Data records for software interfaces
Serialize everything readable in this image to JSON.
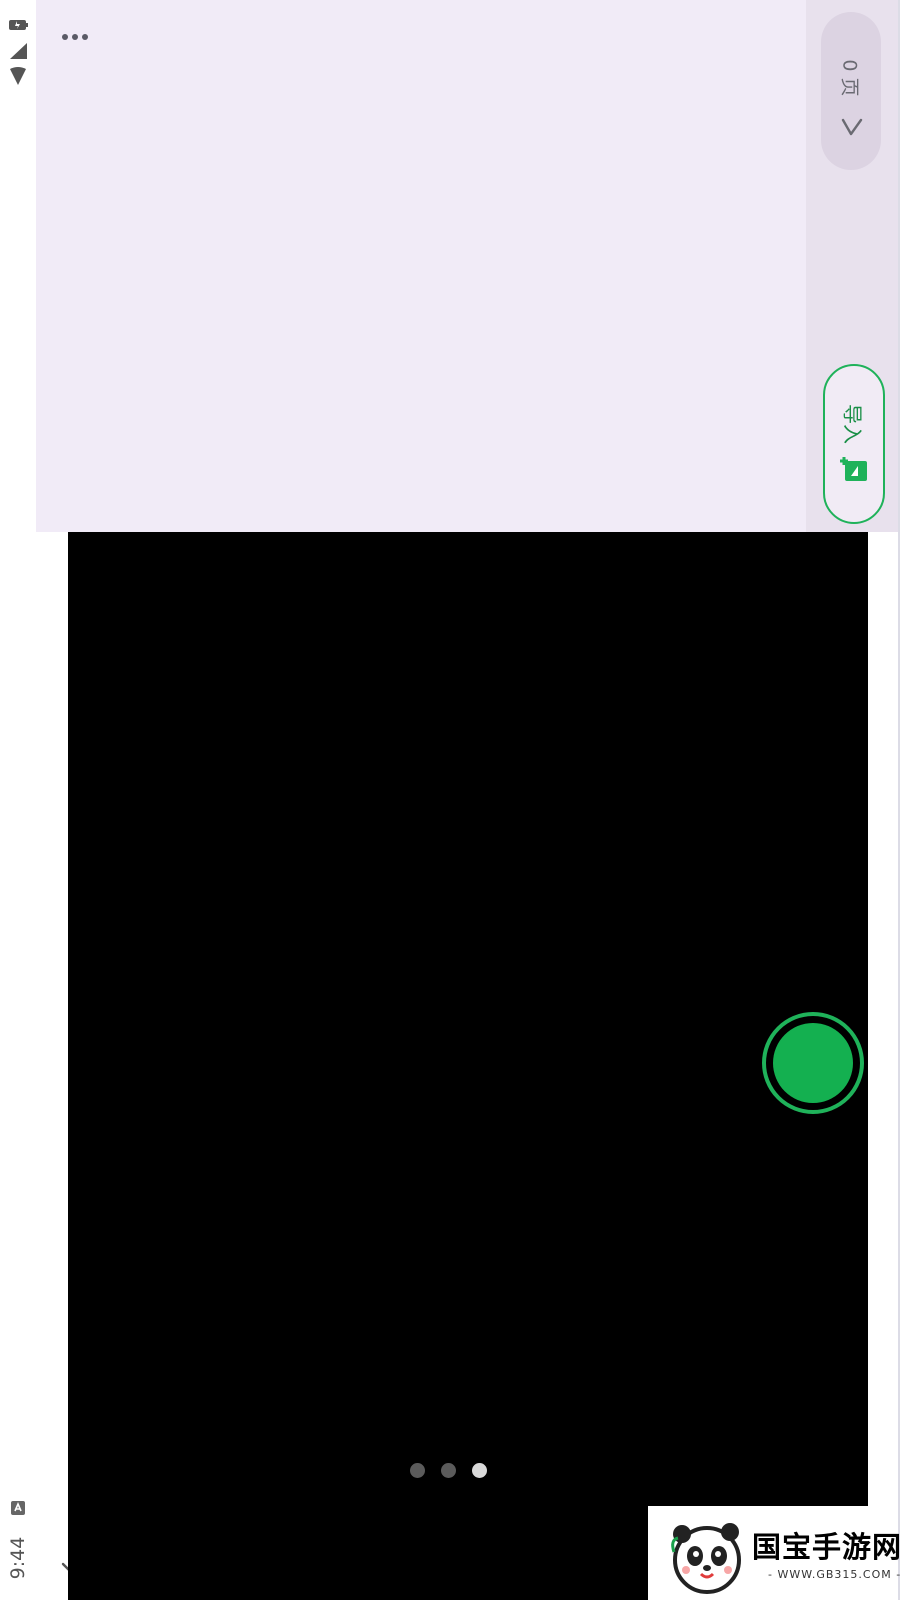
{
  "status_bar": {
    "time": "9:44",
    "icons": [
      "battery-icon",
      "signal-icon",
      "wifi-icon",
      "notification-icon"
    ]
  },
  "top_bar": {
    "more_icon": "more-horizontal-icon"
  },
  "side_controls": {
    "pages_label": "0 页",
    "pages_icon": "chevron-icon",
    "import_label": "导入",
    "import_icon": "add-image-icon"
  },
  "camera": {
    "shutter_icon": "shutter-button",
    "page_indicator": {
      "count": 3,
      "active_index": 2
    }
  },
  "navigation": {
    "down_icon": "arrow-down-icon"
  },
  "watermark": {
    "title": "国宝手游网",
    "url": "- WWW.GB315.COM -"
  },
  "colors": {
    "accent_green": "#1fb25a",
    "panel_lavender": "#f1ebf7",
    "viewfinder_black": "#000000"
  }
}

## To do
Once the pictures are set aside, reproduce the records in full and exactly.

## Answer for the task
Serialize everything readable in this image to JSON.
{
  "status_bar": {
    "time": "9:44",
    "icons": [
      "battery-icon",
      "signal-icon",
      "wifi-icon",
      "notification-icon"
    ]
  },
  "top_bar": {
    "more_icon": "more-horizontal-icon"
  },
  "side_controls": {
    "pages_label": "0 页",
    "pages_icon": "chevron-icon",
    "import_label": "导入",
    "import_icon": "add-image-icon"
  },
  "camera": {
    "shutter_icon": "shutter-button",
    "page_indicator": {
      "count": 3,
      "active_index": 2
    }
  },
  "navigation": {
    "down_icon": "arrow-down-icon"
  },
  "watermark": {
    "title": "国宝手游网",
    "url": "- WWW.GB315.COM -"
  },
  "colors": {
    "accent_green": "#1fb25a",
    "panel_lavender": "#f1ebf7",
    "viewfinder_black": "#000000"
  }
}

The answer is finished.